do whatever it takes to do so. Some teenagers will do whatever their friends do, just to
fit in and follow the crowd. They don't want to be the person that isn't doing it, even if it is
something like taking drugs. This kind of pressure can erase the idea that drugs could
be dangerous or could be addictive. They aren't aware of the health risks involved when
it comes to being cool. Teens are more likely to ignore the risk in favor of the reward. A
very interesting NIDA - defended study showed that teens driving with their friends in the
car were more likely to take risks, like speeding or driving through a yellow light. These
researches kept track of the brain activity of all the teen drivers in the study and it

showed that just knowing friends were watching activated brain regions linked with
reward. Even with this study you can see the power of peer pressure and the kid of
influence friends can have on a teenager. The reward of being cool outweighs the risks
for a lot of teenagers.

Even though drug abuse does happen to teenagers there are ways to recover
from the disease of addiction. There are many resources available such as rehabilitation
centers, therapy, medication and various other meetings. You can usually find meetings
for every kind of drug that is the culprit for the addiction. The SMART recovery
program is just one of these support programs. It stand for Self, Management and
Recovery, Training. This can offer a place where teens can together and change
behaviors that damage themselves. This is a great form of support group that could
really help a teenager who is struggling with addiction. They can find comfort with others
who have the same problem and can try and get through the process of fighting a drug
together. This will give someone a sense of companionship and support.

In conclusion, the drug abuse in adolescents is a continued problem. There are many
ways a teenager can get addicted or into drugs. Whether it be through curiosity, peer
pressure or a lack of parenting. These drugs that are abused can really take control of a

teenagers life and keep them addicted as they grow into adults. Teenagers are so
influence by others and want to have a feeling that they are fitting in and are cool.
Although there are many ways to get addicted to a drug, there is also ways to recovery
that are offered to teens. There are always people wanting to help and bring comfort and
companionship to others.

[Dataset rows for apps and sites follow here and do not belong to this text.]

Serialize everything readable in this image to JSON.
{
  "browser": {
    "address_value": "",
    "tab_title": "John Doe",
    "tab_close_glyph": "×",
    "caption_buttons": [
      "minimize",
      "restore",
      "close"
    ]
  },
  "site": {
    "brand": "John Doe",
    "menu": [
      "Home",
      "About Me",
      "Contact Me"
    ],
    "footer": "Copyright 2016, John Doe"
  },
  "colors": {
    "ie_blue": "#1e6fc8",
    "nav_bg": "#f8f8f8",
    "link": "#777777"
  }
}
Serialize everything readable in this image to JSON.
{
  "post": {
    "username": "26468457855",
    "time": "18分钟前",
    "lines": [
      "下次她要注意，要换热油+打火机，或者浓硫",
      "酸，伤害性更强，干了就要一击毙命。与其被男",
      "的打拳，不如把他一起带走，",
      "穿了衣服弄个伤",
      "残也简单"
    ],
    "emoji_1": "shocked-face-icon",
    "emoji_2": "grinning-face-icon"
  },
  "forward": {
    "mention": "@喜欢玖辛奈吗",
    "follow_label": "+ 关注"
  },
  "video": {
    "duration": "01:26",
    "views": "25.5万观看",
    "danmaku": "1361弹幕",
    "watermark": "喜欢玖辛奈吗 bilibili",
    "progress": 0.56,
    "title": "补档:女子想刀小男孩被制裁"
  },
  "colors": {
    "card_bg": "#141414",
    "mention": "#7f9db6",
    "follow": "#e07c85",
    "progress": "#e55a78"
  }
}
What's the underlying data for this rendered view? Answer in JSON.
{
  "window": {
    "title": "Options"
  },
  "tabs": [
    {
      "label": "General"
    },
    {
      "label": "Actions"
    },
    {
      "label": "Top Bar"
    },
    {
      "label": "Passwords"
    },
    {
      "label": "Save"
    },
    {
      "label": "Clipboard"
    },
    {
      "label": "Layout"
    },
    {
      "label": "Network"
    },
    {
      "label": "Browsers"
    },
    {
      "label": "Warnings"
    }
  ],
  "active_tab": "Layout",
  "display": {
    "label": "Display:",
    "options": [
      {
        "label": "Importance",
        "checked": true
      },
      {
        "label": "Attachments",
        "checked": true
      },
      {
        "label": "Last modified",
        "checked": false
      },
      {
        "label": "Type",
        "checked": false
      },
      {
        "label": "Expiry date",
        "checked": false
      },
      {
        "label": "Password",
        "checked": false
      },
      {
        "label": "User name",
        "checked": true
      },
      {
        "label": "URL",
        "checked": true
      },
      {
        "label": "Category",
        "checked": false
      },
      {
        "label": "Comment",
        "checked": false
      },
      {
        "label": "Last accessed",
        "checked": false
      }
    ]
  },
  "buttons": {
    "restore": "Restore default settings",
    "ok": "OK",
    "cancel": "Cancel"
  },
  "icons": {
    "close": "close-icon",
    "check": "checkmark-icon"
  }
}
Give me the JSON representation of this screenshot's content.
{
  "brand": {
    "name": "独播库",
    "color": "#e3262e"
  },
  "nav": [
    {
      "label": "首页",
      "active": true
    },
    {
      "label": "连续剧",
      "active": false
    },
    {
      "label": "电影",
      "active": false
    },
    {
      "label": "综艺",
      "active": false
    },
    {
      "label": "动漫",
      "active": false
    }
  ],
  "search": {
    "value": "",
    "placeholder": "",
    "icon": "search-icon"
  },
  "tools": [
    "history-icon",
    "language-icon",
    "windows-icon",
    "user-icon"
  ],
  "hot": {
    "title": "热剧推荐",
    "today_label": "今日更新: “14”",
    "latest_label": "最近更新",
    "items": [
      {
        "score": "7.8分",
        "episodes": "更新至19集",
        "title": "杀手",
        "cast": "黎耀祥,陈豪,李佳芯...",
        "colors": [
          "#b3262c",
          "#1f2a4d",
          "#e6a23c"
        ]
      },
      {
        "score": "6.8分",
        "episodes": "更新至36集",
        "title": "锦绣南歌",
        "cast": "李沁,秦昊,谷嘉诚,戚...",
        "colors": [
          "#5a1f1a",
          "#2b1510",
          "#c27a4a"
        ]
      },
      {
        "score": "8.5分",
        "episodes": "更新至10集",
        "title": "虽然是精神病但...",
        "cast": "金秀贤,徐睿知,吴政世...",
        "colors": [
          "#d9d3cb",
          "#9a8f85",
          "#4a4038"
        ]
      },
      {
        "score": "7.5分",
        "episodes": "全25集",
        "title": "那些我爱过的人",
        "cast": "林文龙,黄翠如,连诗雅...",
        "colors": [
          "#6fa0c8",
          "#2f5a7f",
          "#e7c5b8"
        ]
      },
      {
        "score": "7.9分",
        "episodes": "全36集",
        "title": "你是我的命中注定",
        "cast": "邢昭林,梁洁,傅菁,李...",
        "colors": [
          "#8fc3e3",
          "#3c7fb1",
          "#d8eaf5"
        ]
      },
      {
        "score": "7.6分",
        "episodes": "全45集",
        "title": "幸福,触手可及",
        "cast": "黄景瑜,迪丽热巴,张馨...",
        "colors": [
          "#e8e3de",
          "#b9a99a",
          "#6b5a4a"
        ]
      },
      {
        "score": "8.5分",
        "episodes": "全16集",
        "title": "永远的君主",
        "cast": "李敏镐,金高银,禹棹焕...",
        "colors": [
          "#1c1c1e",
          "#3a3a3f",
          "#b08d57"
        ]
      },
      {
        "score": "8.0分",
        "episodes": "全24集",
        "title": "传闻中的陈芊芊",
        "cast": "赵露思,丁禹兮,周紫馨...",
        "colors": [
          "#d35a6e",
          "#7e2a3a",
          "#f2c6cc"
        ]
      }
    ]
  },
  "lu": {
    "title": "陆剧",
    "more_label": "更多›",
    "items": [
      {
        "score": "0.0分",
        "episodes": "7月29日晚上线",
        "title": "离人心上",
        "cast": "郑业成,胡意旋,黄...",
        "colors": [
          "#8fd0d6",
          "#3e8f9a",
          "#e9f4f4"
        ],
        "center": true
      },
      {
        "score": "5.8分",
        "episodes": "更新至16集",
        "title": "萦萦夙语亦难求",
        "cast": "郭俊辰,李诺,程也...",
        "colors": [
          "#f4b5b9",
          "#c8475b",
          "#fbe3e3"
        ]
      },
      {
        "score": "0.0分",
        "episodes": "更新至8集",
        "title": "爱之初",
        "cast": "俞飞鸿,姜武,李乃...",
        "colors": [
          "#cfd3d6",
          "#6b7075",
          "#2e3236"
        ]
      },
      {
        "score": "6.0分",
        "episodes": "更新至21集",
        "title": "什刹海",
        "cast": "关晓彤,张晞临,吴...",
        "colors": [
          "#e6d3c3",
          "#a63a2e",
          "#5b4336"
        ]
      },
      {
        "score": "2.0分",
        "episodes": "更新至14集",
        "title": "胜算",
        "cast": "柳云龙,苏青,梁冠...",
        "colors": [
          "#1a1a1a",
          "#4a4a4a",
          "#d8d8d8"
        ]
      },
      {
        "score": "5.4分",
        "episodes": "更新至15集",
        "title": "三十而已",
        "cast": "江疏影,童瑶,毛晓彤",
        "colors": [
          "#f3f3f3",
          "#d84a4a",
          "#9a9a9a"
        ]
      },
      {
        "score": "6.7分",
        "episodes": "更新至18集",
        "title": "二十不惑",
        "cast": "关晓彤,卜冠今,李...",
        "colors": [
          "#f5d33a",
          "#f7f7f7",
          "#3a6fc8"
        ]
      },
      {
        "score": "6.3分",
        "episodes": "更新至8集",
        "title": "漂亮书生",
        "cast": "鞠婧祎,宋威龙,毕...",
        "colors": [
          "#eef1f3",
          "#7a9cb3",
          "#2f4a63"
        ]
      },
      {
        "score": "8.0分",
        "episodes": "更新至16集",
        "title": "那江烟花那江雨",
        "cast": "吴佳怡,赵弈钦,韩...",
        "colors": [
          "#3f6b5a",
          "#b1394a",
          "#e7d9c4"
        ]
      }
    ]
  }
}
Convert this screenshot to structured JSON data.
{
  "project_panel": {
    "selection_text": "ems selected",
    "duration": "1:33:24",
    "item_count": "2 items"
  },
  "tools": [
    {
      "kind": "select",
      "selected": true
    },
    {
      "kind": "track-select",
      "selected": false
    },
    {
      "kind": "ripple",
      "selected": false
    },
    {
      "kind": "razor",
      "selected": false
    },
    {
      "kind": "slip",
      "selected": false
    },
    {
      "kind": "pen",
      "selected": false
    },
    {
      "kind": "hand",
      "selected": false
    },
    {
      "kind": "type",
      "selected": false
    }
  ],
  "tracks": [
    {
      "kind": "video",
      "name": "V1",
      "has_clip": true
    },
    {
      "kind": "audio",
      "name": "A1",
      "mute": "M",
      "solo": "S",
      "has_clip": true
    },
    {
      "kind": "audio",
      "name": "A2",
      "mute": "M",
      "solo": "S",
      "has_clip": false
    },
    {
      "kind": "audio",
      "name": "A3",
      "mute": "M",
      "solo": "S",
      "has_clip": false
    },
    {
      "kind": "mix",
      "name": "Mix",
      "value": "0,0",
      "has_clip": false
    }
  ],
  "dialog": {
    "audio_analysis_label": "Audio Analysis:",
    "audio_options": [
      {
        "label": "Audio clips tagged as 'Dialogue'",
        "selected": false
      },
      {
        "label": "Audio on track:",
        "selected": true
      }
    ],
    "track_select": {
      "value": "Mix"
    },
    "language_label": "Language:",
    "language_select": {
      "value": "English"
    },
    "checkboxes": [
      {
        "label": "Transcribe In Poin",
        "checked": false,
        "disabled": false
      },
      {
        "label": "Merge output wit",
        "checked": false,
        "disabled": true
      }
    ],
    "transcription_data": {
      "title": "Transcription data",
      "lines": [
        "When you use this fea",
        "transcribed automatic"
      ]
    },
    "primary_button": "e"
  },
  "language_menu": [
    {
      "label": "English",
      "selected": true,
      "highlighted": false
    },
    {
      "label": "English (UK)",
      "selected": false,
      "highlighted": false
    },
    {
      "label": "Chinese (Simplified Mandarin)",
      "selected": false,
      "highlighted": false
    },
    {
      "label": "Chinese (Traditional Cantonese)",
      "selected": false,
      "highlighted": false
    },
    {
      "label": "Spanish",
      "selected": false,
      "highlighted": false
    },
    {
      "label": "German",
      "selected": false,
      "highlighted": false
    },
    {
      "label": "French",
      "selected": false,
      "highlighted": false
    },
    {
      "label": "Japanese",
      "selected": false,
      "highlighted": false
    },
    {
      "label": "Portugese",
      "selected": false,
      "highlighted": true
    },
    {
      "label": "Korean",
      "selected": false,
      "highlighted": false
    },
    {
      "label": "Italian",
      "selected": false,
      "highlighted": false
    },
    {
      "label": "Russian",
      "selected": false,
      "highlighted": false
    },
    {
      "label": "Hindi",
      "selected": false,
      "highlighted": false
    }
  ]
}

Work Cited
Hawkins, J. D., Catalano, R. F., & Miller, J. Y. (1992). Risk and protective factors for
alcohol and other drug problems in adolescence and early adulthood: implications for
substance abuse prevention. Psychological bulletin, 112(1), 64.
Niven, Robert G. "Adolescent drug abuse." Psychiatric Services 37.6 (1986): 596-607.
Pentz, Mary Ann, et al. "A multicommunity trial for primary prevention of adolescent drug
abuse: Effects on drug use prevalence." Jama 261.22 (1989): 3259-3266.
Joanning, Harvey, et al. "Treating adolescent drug abuse: A comparison of family
systems therapy, group therapy, and family drug education." Journal of Marital and
Family Therapy 18.4 (1992): 345-356.
Baumrind, Diana, and Kenneth A. Moselle. "A developmental perspective on adolescent
drug abuse." Advances in Alcohol & Substance Abuse 4.3-4 (1985): 41-66.
Perry, Cheryl L., and Richard Jessor. "The concept of health promotion and the
prevention of adolescent drug abuse." Health Education & Behavior 12.2 (1985): 169184.
"The SMART Recovery Teen & Youth Support Program." Teen & Youth Addiction
Recovery Support Program. Web. 11 Dec. 2015.